The entries that follow should be duplicated in full, without a single alteration.
BEGIN
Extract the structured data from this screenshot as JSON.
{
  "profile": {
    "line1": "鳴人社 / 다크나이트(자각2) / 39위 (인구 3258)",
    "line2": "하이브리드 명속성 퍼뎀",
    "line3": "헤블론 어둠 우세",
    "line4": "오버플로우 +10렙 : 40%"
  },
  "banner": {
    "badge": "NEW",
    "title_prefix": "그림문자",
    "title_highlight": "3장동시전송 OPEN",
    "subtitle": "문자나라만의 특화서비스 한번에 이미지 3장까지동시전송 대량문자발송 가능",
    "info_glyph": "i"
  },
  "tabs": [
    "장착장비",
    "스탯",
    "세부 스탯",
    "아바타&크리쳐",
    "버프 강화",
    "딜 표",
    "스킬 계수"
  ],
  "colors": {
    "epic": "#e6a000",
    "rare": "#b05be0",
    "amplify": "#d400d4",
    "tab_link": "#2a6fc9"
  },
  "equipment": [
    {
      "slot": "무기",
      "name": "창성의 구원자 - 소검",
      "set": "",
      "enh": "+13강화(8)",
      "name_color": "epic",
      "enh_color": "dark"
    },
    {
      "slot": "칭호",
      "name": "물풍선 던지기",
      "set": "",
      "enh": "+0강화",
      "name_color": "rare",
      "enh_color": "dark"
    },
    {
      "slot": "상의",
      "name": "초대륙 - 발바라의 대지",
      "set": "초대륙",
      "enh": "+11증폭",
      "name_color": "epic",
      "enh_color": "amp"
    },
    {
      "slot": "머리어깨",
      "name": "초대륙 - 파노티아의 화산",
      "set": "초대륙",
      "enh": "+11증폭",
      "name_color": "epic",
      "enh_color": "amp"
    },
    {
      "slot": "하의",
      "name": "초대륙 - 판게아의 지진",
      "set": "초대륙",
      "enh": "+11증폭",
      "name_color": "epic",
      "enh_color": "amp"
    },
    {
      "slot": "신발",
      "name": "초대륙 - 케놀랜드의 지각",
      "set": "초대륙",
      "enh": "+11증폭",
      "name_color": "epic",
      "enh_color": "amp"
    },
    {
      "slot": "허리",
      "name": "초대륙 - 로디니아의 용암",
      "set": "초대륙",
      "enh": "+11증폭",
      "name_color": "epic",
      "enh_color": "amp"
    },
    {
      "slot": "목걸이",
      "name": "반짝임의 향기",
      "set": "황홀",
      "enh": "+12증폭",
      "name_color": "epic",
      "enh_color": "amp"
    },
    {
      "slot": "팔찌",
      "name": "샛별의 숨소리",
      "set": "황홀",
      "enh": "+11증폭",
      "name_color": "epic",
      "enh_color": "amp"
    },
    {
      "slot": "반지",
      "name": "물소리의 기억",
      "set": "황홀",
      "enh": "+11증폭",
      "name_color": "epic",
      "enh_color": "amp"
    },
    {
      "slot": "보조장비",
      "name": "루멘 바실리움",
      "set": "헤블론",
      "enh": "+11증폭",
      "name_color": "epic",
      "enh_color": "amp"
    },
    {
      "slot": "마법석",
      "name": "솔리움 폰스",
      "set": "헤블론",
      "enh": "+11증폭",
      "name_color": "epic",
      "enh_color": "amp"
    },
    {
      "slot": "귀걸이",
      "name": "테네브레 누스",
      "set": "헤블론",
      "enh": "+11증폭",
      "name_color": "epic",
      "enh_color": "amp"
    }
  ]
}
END
Result
Extract the structured data from this screenshot as JSON.
{
  "profile": {
    "line1": "鳴人社 / 다크나이트(자각2) / 39위 (인구 3258)",
    "line2": "하이브리드 명속성 퍼뎀",
    "line3": "헤블론 어둠 우세",
    "line4": "오버플로우 +10렙 : 40%"
  },
  "banner": {
    "badge": "NEW",
    "title_prefix": "그림문자",
    "title_highlight": "3장동시전송 OPEN",
    "subtitle": "문자나라만의 특화서비스 한번에 이미지 3장까지동시전송 대량문자발송 가능",
    "info_glyph": "i"
  },
  "tabs": [
    "장착장비",
    "스탯",
    "세부 스탯",
    "아바타&크리쳐",
    "버프 강화",
    "딜 표",
    "스킬 계수"
  ],
  "colors": {
    "epic": "#e6a000",
    "rare": "#b05be0",
    "amplify": "#d400d4",
    "tab_link": "#2a6fc9"
  },
  "equipment": [
    {
      "slot": "무기",
      "name": "창성의 구원자 - 소검",
      "set": "",
      "enh": "+13강화(8)",
      "name_color": "epic",
      "enh_color": "dark"
    },
    {
      "slot": "칭호",
      "name": "물풍선 던지기",
      "set": "",
      "enh": "+0강화",
      "name_color": "rare",
      "enh_color": "dark"
    },
    {
      "slot": "상의",
      "name": "초대륙 - 발바라의 대지",
      "set": "초대륙",
      "enh": "+11증폭",
      "name_color": "epic",
      "enh_color": "amp"
    },
    {
      "slot": "머리어깨",
      "name": "초대륙 - 파노티아의 화산",
      "set": "초대륙",
      "enh": "+11증폭",
      "name_color": "epic",
      "enh_color": "amp"
    },
    {
      "slot": "하의",
      "name": "초대륙 - 판게아의 지진",
      "set": "초대륙",
      "enh": "+11증폭",
      "name_color": "epic",
      "enh_color": "amp"
    },
    {
      "slot": "신발",
      "name": "초대륙 - 케놀랜드의 지각",
      "set": "초대륙",
      "enh": "+11증폭",
      "name_color": "epic",
      "enh_color": "amp"
    },
    {
      "slot": "허리",
      "name": "초대륙 - 로디니아의 용암",
      "set": "초대륙",
      "enh": "+11증폭",
      "name_color": "epic",
      "enh_color": "amp"
    },
    {
      "slot": "목걸이",
      "name": "반짝임의 향기",
      "set": "황홀",
      "enh": "+12증폭",
      "name_color": "epic",
      "enh_color": "amp"
    },
    {
      "slot": "팔찌",
      "name": "샛별의 숨소리",
      "set": "황홀",
      "enh": "+11증폭",
      "name_color": "epic",
      "enh_color": "amp"
    },
    {
      "slot": "반지",
      "name": "물소리의 기억",
      "set": "황홀",
      "enh": "+11증폭",
      "name_color": "epic",
      "enh_color": "amp"
    },
    {
      "slot": "보조장비",
      "name": "루멘 바실리움",
      "set": "헤블론",
      "enh": "+11증폭",
      "name_color": "epic",
      "enh_color": "amp"
    },
    {
      "slot": "마법석",
      "name": "솔리움 폰스",
      "set": "헤블론",
      "enh": "+11증폭",
      "name_color": "epic",
      "enh_color": "amp"
    },
    {
      "slot": "귀걸이",
      "name": "테네브레 누스",
      "set": "헤블론",
      "enh": "+11증폭",
      "name_color": "epic",
      "enh_color": "amp"
    }
  ]
}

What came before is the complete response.